The Federal Reserve was established in 1913 by U. S. Congress for three key objectives following the Federal Reserve Act: to maximize employment, stabilize prices, and moderate long-term interest rates. The system is unique because it is a private entity outside governmental control that can make monetary policy terms that do not have to be approved by the President or Congress; however, the system does have some public and private sectors. Find out more about how the FED works.
Raising Interest Rates
The Federal Reserve Bank had been meeting this week to vote whether or not they will increase interest rates across the U.S. due to the improvement of the economy following the recession that began in 2008. Once a recession ends, unemployment rates stabilize, consumer spending increases, and inflation becomes a potential threat to wreak havoc to the economy once again. Interest rates rise to calm the economy, and to avoid the threat of another perilous economic recession.
The problem is that although the U.S. economy has improved substantially since 2008, the full recovery to being at the same place we were prior to the recession has not happened yet. Changes to monetary policy take 18 months to incorporate entirely into the system, and the Fed fears that if too much time passes, they will miss their window of opportunity to control the situation before the threat of inflation becomes imminent.

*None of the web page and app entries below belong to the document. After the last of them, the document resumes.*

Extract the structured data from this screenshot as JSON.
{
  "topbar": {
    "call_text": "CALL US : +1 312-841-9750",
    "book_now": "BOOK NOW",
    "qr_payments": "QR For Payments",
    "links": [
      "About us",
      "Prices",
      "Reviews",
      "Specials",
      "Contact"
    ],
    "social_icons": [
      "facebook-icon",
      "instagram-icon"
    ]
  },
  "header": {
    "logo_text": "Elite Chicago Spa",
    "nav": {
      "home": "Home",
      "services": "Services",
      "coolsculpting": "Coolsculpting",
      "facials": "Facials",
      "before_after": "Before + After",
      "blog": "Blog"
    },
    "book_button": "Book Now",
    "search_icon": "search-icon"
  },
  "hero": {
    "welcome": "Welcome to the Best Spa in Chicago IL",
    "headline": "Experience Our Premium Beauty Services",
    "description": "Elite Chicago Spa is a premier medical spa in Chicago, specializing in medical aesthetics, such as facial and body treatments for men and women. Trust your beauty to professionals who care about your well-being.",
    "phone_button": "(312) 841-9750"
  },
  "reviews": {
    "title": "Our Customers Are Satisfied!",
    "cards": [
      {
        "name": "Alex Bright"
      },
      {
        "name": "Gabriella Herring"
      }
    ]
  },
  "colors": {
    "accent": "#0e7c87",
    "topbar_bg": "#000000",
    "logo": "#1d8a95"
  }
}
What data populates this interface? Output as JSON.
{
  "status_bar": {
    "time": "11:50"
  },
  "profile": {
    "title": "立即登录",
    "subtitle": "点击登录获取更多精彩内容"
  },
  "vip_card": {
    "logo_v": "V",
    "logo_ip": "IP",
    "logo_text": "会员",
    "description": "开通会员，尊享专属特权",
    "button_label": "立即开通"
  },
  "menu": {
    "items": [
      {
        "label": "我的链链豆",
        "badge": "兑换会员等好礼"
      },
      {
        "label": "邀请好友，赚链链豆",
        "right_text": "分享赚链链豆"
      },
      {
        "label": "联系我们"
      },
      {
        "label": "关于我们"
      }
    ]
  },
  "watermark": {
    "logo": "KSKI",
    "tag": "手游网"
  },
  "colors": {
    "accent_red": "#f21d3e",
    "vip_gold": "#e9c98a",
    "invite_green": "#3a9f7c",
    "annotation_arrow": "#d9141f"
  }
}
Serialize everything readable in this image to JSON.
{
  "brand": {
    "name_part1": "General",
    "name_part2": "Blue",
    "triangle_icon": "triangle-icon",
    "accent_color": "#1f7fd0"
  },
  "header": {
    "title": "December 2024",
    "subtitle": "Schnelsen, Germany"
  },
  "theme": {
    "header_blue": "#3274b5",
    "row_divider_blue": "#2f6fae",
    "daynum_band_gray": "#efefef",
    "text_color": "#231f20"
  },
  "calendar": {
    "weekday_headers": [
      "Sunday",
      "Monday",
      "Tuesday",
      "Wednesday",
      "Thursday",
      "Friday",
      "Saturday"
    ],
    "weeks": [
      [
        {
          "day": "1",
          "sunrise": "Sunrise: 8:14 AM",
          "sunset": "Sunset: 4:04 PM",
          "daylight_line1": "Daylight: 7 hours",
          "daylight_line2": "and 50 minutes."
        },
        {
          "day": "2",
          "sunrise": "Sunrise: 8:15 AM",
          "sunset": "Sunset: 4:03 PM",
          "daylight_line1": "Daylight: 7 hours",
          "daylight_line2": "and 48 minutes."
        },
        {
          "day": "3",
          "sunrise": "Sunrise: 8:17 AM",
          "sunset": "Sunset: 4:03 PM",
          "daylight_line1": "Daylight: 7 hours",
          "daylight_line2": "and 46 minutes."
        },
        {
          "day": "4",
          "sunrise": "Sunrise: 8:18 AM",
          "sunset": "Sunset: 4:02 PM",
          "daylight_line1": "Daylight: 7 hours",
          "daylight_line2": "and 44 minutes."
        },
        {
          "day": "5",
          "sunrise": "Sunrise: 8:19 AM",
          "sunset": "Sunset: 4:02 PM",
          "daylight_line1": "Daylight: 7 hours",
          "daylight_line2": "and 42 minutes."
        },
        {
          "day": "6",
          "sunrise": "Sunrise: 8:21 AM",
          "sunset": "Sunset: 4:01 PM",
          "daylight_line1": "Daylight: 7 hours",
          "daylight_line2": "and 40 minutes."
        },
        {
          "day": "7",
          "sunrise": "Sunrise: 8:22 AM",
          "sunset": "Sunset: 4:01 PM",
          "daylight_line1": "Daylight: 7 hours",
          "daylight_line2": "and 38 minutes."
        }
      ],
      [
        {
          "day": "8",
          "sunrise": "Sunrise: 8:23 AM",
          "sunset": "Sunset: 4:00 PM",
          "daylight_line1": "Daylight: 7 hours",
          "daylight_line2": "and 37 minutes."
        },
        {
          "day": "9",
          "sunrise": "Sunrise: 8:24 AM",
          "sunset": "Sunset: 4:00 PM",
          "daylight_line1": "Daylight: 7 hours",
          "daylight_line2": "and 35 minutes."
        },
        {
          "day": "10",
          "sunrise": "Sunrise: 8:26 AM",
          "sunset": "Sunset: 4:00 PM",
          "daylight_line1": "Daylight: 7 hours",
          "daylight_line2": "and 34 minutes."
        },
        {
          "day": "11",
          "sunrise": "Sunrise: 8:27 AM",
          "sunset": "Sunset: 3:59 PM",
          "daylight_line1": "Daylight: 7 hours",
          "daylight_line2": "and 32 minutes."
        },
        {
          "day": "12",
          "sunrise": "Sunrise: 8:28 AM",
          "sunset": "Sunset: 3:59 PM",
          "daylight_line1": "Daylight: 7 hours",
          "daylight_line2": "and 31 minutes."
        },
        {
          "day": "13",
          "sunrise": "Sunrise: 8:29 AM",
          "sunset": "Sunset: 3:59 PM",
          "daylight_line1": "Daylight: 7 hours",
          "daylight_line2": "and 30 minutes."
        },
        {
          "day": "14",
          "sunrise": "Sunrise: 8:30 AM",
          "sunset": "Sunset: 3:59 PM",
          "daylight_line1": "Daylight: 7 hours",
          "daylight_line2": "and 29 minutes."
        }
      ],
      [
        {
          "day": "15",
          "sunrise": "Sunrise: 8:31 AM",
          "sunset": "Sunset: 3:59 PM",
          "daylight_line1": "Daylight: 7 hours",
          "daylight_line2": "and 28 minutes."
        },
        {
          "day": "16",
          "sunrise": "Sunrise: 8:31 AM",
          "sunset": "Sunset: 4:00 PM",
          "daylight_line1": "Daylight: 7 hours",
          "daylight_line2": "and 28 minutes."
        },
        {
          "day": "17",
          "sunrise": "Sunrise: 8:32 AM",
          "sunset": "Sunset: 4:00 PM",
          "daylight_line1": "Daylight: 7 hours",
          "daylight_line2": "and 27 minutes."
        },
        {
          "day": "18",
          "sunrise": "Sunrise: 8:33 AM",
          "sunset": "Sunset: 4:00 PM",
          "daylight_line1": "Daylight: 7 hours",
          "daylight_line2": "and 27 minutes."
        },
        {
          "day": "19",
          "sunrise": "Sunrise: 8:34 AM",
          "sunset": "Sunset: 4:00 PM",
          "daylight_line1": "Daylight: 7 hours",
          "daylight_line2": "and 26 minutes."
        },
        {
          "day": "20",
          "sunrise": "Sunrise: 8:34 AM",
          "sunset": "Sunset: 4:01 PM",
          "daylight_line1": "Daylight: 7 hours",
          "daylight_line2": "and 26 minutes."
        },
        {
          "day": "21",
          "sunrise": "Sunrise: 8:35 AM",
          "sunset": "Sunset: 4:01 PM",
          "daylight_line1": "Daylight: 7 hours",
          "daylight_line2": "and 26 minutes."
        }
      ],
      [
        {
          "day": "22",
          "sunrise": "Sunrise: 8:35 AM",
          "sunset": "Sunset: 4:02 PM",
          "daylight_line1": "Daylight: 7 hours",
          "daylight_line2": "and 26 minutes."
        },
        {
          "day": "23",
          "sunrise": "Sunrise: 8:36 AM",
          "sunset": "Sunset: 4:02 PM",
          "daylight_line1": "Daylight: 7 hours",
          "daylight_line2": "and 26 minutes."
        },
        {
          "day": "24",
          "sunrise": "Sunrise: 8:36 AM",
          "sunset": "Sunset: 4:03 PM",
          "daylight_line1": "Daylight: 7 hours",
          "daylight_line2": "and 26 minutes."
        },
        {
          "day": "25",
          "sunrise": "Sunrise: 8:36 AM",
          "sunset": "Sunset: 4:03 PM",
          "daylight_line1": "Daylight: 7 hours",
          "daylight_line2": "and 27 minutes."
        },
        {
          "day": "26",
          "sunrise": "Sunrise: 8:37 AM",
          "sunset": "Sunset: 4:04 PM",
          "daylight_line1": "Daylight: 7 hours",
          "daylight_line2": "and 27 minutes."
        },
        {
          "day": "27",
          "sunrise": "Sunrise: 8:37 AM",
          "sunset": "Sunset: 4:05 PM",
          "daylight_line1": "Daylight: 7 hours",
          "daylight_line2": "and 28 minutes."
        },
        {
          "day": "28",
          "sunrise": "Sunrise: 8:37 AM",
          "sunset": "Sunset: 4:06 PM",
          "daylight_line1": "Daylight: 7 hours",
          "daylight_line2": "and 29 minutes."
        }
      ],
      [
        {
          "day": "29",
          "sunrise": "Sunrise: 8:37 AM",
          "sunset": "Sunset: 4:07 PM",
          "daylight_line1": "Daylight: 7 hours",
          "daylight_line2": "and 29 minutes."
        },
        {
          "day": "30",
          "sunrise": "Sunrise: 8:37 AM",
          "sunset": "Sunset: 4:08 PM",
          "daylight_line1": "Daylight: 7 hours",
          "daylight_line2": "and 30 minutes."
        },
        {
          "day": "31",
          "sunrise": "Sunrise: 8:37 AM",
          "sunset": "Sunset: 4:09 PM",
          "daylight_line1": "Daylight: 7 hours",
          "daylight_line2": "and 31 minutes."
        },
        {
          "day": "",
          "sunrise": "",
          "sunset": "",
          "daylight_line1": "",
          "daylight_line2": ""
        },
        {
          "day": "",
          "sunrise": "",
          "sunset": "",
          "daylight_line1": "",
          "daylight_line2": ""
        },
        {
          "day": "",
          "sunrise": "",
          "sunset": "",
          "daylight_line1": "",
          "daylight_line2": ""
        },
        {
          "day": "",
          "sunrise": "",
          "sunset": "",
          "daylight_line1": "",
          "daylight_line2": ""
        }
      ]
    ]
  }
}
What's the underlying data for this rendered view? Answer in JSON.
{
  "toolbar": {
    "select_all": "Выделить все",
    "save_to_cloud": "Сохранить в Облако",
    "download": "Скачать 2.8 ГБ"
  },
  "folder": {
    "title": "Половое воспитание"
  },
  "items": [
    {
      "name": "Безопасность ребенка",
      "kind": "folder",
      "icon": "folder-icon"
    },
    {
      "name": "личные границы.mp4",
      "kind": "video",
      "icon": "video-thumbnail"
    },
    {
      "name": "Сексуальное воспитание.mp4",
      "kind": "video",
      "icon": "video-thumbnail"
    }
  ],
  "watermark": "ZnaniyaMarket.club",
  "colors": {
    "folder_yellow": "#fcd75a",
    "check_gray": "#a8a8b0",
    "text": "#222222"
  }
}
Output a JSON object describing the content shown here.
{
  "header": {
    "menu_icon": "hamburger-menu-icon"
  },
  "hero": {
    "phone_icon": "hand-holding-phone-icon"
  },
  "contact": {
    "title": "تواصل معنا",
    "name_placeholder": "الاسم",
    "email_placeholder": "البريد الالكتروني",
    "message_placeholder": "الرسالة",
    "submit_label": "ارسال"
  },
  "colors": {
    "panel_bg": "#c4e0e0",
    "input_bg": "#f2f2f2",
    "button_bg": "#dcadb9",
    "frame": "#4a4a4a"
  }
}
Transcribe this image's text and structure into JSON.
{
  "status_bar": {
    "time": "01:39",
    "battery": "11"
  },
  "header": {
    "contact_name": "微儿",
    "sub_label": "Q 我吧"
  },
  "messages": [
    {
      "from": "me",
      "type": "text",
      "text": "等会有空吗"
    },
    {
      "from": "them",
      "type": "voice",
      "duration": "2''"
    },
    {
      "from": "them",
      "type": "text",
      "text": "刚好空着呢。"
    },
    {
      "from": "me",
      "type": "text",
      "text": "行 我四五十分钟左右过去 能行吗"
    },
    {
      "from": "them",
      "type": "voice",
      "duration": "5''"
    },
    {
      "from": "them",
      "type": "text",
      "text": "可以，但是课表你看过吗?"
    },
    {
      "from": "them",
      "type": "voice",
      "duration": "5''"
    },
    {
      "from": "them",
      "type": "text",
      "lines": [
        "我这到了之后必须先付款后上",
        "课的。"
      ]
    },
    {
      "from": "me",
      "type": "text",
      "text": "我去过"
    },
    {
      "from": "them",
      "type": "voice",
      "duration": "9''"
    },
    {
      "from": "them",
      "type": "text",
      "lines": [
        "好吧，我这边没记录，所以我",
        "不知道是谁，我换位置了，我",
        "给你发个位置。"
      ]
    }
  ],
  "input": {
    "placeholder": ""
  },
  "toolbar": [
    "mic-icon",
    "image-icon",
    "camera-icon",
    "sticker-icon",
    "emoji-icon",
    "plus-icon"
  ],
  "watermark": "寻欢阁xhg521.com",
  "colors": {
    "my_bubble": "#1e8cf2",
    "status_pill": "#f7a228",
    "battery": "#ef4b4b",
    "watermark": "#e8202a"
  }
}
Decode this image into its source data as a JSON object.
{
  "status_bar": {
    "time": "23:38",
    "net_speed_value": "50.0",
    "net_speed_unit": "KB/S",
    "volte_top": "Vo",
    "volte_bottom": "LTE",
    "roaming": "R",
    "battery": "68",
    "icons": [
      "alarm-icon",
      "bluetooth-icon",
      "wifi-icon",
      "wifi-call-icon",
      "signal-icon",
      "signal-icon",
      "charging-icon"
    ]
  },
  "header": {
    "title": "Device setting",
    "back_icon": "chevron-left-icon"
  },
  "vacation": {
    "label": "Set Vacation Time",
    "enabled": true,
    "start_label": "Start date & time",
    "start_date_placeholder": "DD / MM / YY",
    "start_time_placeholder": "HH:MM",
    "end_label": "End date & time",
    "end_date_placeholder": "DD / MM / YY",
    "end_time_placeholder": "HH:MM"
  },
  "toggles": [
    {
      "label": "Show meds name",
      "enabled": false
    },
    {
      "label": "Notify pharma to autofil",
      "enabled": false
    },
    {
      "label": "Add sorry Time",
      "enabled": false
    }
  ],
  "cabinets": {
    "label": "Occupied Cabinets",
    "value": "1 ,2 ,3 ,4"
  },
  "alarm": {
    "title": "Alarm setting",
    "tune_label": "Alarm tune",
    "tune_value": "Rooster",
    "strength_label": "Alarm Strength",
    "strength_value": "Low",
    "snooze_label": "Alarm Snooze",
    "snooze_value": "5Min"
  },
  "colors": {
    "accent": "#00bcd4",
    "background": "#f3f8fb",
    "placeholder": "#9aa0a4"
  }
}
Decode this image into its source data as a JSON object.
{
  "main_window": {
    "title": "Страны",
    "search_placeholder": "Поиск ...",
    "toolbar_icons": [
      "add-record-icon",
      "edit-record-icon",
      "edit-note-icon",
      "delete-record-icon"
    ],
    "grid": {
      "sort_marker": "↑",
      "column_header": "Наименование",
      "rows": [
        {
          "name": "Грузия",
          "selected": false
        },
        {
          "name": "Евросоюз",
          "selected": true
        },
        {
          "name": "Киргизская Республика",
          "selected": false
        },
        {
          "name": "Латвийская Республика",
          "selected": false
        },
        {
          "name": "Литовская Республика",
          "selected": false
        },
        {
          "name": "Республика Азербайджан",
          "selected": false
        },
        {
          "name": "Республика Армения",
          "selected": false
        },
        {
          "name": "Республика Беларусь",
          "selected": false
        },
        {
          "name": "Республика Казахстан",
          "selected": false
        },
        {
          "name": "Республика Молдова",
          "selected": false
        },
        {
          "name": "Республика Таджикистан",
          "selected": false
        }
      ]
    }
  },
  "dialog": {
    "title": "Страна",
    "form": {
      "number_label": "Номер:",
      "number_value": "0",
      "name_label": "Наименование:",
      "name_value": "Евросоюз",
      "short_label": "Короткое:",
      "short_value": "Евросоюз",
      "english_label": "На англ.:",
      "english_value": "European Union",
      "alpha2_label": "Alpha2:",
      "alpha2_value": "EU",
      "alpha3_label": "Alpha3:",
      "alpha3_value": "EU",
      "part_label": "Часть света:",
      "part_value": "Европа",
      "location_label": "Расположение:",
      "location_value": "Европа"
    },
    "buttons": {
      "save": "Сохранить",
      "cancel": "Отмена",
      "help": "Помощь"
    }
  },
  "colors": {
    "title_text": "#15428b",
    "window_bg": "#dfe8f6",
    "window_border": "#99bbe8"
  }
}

The Fed has a target of 2% inflation for 2015; an increase from their current 1% annual increase. A slight increase in inflation rates are encouraged, since these rates keep wages from going stagnant -or worse- decline. If inflation rates are not increasing slightly, the threat of deflation becomes rather prominent. So it’s true, rising interest rates are inevitable, the question is to how much longer will the Fed be convinced to hold off until the economy has been fully restored.
Other Factors to Consider
Quantitative Easing (QE) is the policy that allowed the Fed to purchase bonds from commercial banks, as well as private and governmental institutions. The Fed currently has close to $4 trillion worth of bonds in their possession. In return, they earn interest off these bonds which increases their annual net income which increases the amount of money that is given to the U.S. Treasury. QE is a policy that only functions properly with interest rates above zero. The policy ended this past October as interest rates have maintained a record low of just over zero for the past six years.
The European Central Bank has announced their implementation of the QE policy, and will be purchasing $1.3 trillion in bonds by fall of 2016, in hopes to remedy their ailing economy. The Fed is concerned that the selling of these bonds will result in a rise of interest rates, and that the impact will happen too quickly if prior action is not taken to avoid such an economic devastation. The goal of the Fed is to ensure that the process is gradual, and to minimalize the risk of any damage to the American economy.
The Federal Reserve made a statement at the conclusion of their meeting Wednesday afternoon saying that they are willing to remain “patient in normalizing the monetary policy.” This statement mirrors one made after the December 2014 meeting, and it appears that regardless of the recent economic events, the Fed committee voted unanimously to postpone any adjustments to current rates. So for now, interest rates will remain unaffected; however, the statement released did hint to the fact that they will not stay this way for much longer.
Some economists and market analyzers were hoping that the increase would be put off until the end of the year, or even next year. Unfortunately, we can likely expect to see a climb in interest rates by early summer 2015 at the latest. Some estimate a quarter point rate increase this year.